Yes, from my understanding, converting to a Roth does increase MAGI. The rule of thumb that “if you pay taxes on it” “it increases MAGI” works well for IRAs, 401ks, HSAs, etc. I haven’t heard of a loophole. Imagine being able to avoid a MAGI increase and taxes by funneling money from an IRA or 401k to a Roth. That would be nuts! Can’t imagine it being the case.

Cory Belkov on

I received a k1 from a former employer, which I had a 5% partnership interest in. Total distributions received in 2016 were $12,200…but they are showing long term capital gains of $86,000. I also received a 1099R from a Roth IRA distribution (taxes were already paid, but I was under 59 and had 10% withheld). Actual income received was $62,978 (which includes the $12,200 mentioned above) before any mortgage deductions. Yet Turbotax is showing total income for 2016
$157,442 as they are counting the $62,978 + $86,000 k1 lt capital gains as income.

I believe Turbotax is miscalculating the totals and the above figures should not be considered as actual income. My fear is we will lose our ACA credits based on this miscalculation. Your advice is much appreciated.

ObamaCareFacts.com on

Capital gains income is part of your MAGI/AGI. They are just taxed differently, in some respects (short term gains essentially are ordinary income, but you file a different form and follow some unique rules, long term gains are taxed at a lower rate… but they both factor into ACA assistance).

You should not be getting credits if you have that much in TAXABLE capital gains onto of your ordinary income (if these gains were in a 401k, it would be different, as they wouldn’t be taxable).

Wayne seckerson on

If I opened a roth ira in 2017 will this lower my income for healthcare obamcare

ObamaCareFacts.com on

In general: Funding a Roth IRA doesn’t affect ACA assistance, because you pay taxes and then fund the account. Meanwhile, funding a 401k does, as taxes are deferred. Assistance is based on MAGI income, so most taxable income counts and most non-taxable (in that year) income doesn’t. On the other end, taking money out of a Roth is tax free (so it doesn’t affect ACA assistance) and taking money out of a 401k isn’t tax free (so it does affect ACA assistance).

With that said, taxable withdrawals from any account do affect ACA assistance, so in the case where your IRA withdrawals are taxable, the above generalities don’t apply.

It is generally worth reading the official IRS documentation or getting help from an accountant due to the complexities, but this is the general rule.

Janice on

If I want to convert a regular IRA to a Roth IRA, I know this would be considered income and I would have to pay taxes on it. But, since I am not actually withdrawing the money, would this count as income when applying for NYS of Health?

ObamaCareFacts.com on

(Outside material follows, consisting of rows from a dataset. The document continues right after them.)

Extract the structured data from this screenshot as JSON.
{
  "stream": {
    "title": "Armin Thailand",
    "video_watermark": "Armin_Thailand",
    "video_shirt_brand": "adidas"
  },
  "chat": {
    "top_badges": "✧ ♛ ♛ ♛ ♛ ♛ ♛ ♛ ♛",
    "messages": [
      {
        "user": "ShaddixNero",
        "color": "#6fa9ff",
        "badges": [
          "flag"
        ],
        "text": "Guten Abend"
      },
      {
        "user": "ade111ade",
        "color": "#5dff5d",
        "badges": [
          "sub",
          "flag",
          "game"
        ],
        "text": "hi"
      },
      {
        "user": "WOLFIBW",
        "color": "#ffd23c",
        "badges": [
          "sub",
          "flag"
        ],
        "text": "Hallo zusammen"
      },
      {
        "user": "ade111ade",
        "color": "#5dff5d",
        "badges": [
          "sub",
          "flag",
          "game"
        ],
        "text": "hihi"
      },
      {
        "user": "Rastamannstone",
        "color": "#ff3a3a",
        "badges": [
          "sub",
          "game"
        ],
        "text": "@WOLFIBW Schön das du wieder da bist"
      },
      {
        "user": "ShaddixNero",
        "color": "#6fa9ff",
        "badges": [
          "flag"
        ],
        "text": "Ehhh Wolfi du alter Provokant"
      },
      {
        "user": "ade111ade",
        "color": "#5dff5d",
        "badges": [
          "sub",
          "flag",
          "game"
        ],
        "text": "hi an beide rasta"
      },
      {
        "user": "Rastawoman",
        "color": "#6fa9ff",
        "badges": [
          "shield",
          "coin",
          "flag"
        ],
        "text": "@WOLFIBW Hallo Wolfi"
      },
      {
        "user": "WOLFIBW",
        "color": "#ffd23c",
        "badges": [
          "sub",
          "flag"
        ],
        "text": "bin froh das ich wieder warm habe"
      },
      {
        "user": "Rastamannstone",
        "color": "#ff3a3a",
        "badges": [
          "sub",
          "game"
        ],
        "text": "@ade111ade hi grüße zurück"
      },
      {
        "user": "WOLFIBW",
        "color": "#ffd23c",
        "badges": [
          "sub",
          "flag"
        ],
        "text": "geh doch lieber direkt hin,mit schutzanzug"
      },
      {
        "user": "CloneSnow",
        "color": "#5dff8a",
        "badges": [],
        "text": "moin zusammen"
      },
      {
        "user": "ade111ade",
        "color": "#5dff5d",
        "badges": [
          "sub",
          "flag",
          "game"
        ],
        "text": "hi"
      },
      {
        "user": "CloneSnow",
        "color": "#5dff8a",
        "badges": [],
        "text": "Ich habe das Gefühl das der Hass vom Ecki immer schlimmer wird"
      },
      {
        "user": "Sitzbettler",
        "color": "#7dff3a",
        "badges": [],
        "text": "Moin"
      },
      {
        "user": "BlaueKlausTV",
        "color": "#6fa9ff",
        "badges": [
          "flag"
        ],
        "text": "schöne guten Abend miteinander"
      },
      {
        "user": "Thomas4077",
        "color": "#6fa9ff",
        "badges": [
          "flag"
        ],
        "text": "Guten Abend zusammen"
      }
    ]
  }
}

In general, if you owe taxes on it, then it gets counted toward MAGI. Unfortunately the retirement account rules are a little complicated in terms of MAGI. I would have to dig up documents and confirm specifics here. But the general rule should apply. That is, “if it is taxable, it counts toward MAGI.”

Might want to ping an accountant (or the ones handling your IRA) on this one. Meanwhile, I’ll put it in my notes as something we need to research more.

Gregg on

The five year rule does not matter if over 59 1/2. Also original Roth contributions are not taxable whether within 5 years or not. So the second to last sentence is not correctly phrased.

ObamaCareFacts.com on

Thank you for pointing that out.